It is true that leadership in the corporate and business world differs markedly from that of the volunteer sector ("Leaders in non-profit groups should be properly trained" by Mr Paul Heng; Monday).
A set of leadership styles that works well in a business corporation may not be as effective in a non-profit entity, and vice versa. It is, thus, imperative that key people who embark on helming a volunteer organisation study the issue in perspective.
Nothing makes volunteers more disenchanted than having leaders who attach greater importance to hierarchical structure, which should not be the case in a non-profit organisation. It does not help that some leaders have the mentality that a volunteer is subservient to them.
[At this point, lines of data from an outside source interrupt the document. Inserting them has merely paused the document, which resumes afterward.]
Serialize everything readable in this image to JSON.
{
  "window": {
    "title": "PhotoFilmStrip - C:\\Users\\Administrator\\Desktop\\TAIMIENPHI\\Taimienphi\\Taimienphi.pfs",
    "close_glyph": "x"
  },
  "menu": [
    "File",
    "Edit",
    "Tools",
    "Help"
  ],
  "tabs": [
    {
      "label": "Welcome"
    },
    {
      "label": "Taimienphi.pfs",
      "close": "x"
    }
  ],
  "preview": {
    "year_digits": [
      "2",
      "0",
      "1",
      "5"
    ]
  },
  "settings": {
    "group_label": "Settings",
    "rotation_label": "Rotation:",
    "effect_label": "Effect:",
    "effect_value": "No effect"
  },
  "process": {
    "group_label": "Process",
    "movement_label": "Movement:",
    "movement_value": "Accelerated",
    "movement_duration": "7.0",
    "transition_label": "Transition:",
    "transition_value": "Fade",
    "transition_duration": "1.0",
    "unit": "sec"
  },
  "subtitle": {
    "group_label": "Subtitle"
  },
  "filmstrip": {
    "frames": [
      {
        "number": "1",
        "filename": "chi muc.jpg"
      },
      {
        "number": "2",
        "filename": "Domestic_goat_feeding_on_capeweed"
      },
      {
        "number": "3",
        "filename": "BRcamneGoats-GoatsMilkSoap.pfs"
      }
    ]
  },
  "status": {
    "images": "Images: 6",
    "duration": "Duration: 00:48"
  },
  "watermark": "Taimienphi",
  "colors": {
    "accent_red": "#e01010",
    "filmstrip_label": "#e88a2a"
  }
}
Non-profit groups can be successful if the people involved in them possess a sense of camaraderie and are able to work as a team.
Hence, leaders and members should meet regularly to review and deliberate on their current work, as well as potential community projects that the organisation can initiate.
In other words, everyone in such a group has an important part to play in shaping things, and this motivates volunteers to continue serving and to feel relevant.
This happy state of affairs provides a win-win situation for both the organisation and its members, thereby fulfilling its objectives to serve the larger community.
Jeffrey Law Lee Beng